2. Access to Nature is run by Natural England and is part of the The Big Lottery Fund’s
3. Natural England manages this £28.75 million Lottery-funded programme on behalf
Changing Spaces programme launched in November 2005 to help communities enjoy and
improve their local environments.
of a consortium of twelve national environmental organisations comprising BTCV,
British Waterways, Environment Agency, Forestry Commission, Greenspace,
Groundwork UK, Land Restoration Trust, The National Trust, Natural England,
RSPB, the Wildlife Trusts and the Woodland Trust.
4. Through this programme, it is Natural England’s ambition to create opportunities
5. Access to Nature closed to applications in May 2010 but for further information
for people from all backgrounds to have greater access to our natural environment
and bring a lasting change to their awareness and understanding as well as
improved links to the natural world, which many of us can take for granted.
about the programme visit www.naturalengland.org.uk/accesstonature
6. The Big Lottery Fund is the largest of the National Lottery good cause distributors and has been rolling out grants to health, education, environment and charitable causes across the UK since its inception in June 2004.For further information about the Big Lottery Fund, its programmes and awards visit www.biglotteryfund.org.uk
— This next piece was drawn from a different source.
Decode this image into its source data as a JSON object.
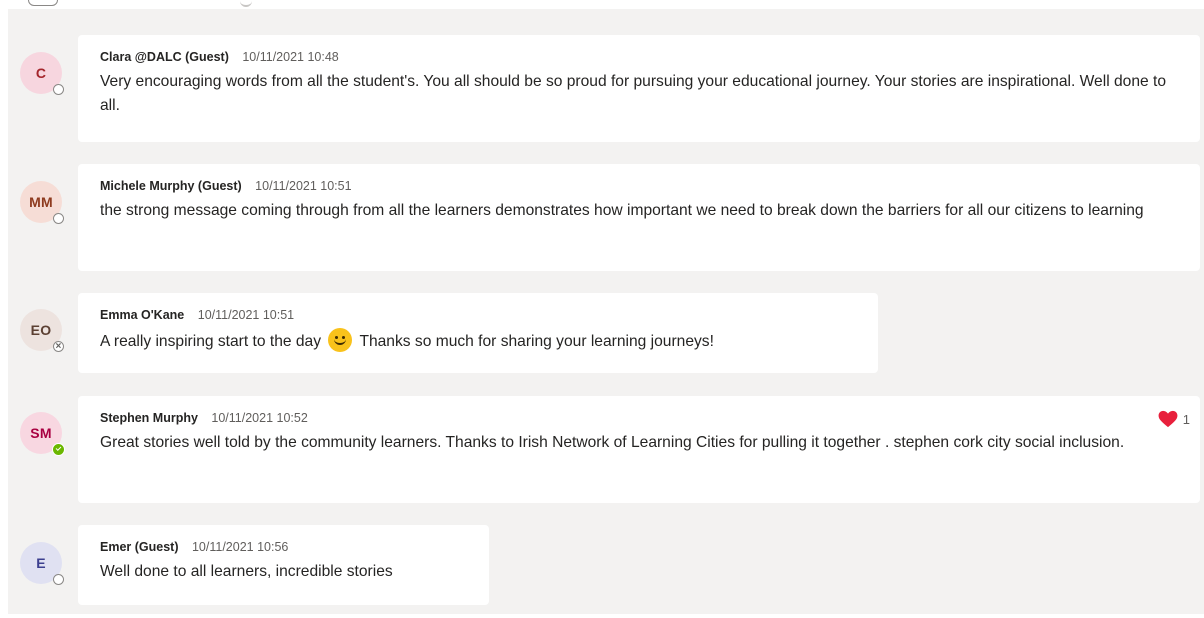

Barn owl by Wildstock
Kestrel by Steve Davis
Tawny Owl by Steve Davis